On Wed, 28 Apr 2021 17:33:02 +0100, PeterC
wrote:

On Wed, 28 Apr 2021 13:28:42 +0100, T i m wrote:

p.s. Daughter got a pretty heavy barrow just before she closed her
Tree Surgery business and it's round Mums (unused). I'll have to check
it out when I go round there next.


Thanks, I appreciate your opinion on it.


Np.

Flatproof tyres are expensive; the 'punture-proof' aren't - they're easily
pierced but don't have tubes.


On that, I'm about to treat the tyres on a chipper daughter is going
to sell at some point with 'Punctureseal'. It's a pre-puncture,
fit-n-forget sealant that I have used for over 20 years on all sorts
of things (mostly on-road vehicles and trailers) and found it very
effective. A mate has also treated his employers ride-on-mower, fed up
with having to take a wheel into a local place to get thorn punctures
fixed on a weekly basis. It took quite a bit of sealant (balloon
tyres), but he didn't suffer a puncture from that point on. It also
seals the pores against porosity, the tyres don't need re-inflating up
often either.

https://www.punctureseal.com//products

Foam has to be very good before it doesn't
deteroriate and fall tp pieces.


I can imagine.

I had some Clark's Hikers, didn't use them for several years. They were in a
cupboard with no exposure to sunlight. Next time on they just crumbled and
fell to bits.

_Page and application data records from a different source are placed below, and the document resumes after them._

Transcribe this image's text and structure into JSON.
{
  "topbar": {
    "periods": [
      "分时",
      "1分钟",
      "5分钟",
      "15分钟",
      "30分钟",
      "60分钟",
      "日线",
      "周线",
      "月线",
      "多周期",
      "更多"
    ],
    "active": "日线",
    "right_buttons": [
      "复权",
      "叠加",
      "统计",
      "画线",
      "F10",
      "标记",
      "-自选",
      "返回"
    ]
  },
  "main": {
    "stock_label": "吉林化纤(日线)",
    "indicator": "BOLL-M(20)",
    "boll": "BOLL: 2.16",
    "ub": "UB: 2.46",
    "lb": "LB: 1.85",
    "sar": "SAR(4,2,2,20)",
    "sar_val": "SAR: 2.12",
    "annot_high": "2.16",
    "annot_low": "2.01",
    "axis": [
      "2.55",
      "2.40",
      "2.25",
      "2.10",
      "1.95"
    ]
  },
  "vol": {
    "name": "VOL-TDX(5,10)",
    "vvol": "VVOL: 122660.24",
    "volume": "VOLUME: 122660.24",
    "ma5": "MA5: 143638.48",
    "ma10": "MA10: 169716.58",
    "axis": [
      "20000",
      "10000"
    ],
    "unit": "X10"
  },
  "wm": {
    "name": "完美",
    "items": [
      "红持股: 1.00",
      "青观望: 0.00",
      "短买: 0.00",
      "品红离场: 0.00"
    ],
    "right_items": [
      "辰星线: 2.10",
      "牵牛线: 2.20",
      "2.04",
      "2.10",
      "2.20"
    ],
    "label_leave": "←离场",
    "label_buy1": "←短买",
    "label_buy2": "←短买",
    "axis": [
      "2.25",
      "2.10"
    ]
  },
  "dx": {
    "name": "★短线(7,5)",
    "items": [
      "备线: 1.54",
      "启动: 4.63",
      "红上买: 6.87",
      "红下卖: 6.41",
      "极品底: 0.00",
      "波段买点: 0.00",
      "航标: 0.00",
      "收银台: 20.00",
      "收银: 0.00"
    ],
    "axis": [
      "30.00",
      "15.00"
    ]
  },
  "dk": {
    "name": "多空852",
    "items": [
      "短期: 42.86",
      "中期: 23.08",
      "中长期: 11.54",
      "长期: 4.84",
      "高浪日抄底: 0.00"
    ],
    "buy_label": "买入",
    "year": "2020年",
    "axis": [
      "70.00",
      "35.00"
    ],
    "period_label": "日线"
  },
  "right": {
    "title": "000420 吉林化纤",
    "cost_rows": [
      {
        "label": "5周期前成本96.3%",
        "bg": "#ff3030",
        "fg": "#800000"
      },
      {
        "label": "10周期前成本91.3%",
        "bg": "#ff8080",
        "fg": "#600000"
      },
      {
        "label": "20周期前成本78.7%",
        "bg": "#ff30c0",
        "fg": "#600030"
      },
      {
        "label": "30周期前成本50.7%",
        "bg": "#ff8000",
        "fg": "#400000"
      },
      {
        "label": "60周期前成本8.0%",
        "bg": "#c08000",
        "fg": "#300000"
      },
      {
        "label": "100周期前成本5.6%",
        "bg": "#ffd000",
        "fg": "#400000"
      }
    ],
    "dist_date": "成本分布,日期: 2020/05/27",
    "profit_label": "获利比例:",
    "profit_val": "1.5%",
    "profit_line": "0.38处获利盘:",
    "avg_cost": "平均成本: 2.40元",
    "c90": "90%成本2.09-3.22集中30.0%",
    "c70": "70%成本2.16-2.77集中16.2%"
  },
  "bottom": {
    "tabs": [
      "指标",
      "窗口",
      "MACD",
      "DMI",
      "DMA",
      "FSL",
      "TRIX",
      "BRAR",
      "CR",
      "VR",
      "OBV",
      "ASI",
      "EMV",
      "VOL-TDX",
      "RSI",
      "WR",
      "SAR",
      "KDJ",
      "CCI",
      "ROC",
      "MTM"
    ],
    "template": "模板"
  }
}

Yup, I've had that, as did the FIL. He put on a new pair old NOS shoes
and was just wearing the uppers by the end of the street. ;-)

*Apparently*, (according to a show shop insider) there was a batch of
rubber as used for shoe soles that was bad but used by many shoe
manufacturers for some time, a bit like the bad capacitor thing.

I took a brand new pair of trainers out of their box (after storing
them for a while till I wore the first pair out) and the soles broke
in half when I flexed them with my hands. ;-(

Methinks a barrow's wheel gets more exposure.


Quite, and I really don't think you can beat a pneumatic tyre on a
barrow for ease and comfort of use.

As you say, if the foam is soft enough to 'give' with anything below a
full (weight) load, the chances are it won't last that long after
being driven over sharp edges (rubble and the like).

Hard enough to be tough and it ends up being solid, especially with a
medium load and you feel every bump and can't easily start moving over
even small obstructions. Easy effect to see when you hit a small stone
with a reasonably loaded std in-store shopping trolley. ;-(

If you end up with an inflatable tyred barrow and want to run an
experiment with me, if we confirm the valve position I'll get a
suitably sized tube (normally 3.50x8?), treat it to a dose of
Punctureseal and stick it in the post (all foc), as long as you let us
know how it works out? ;-)

Cheers, T i m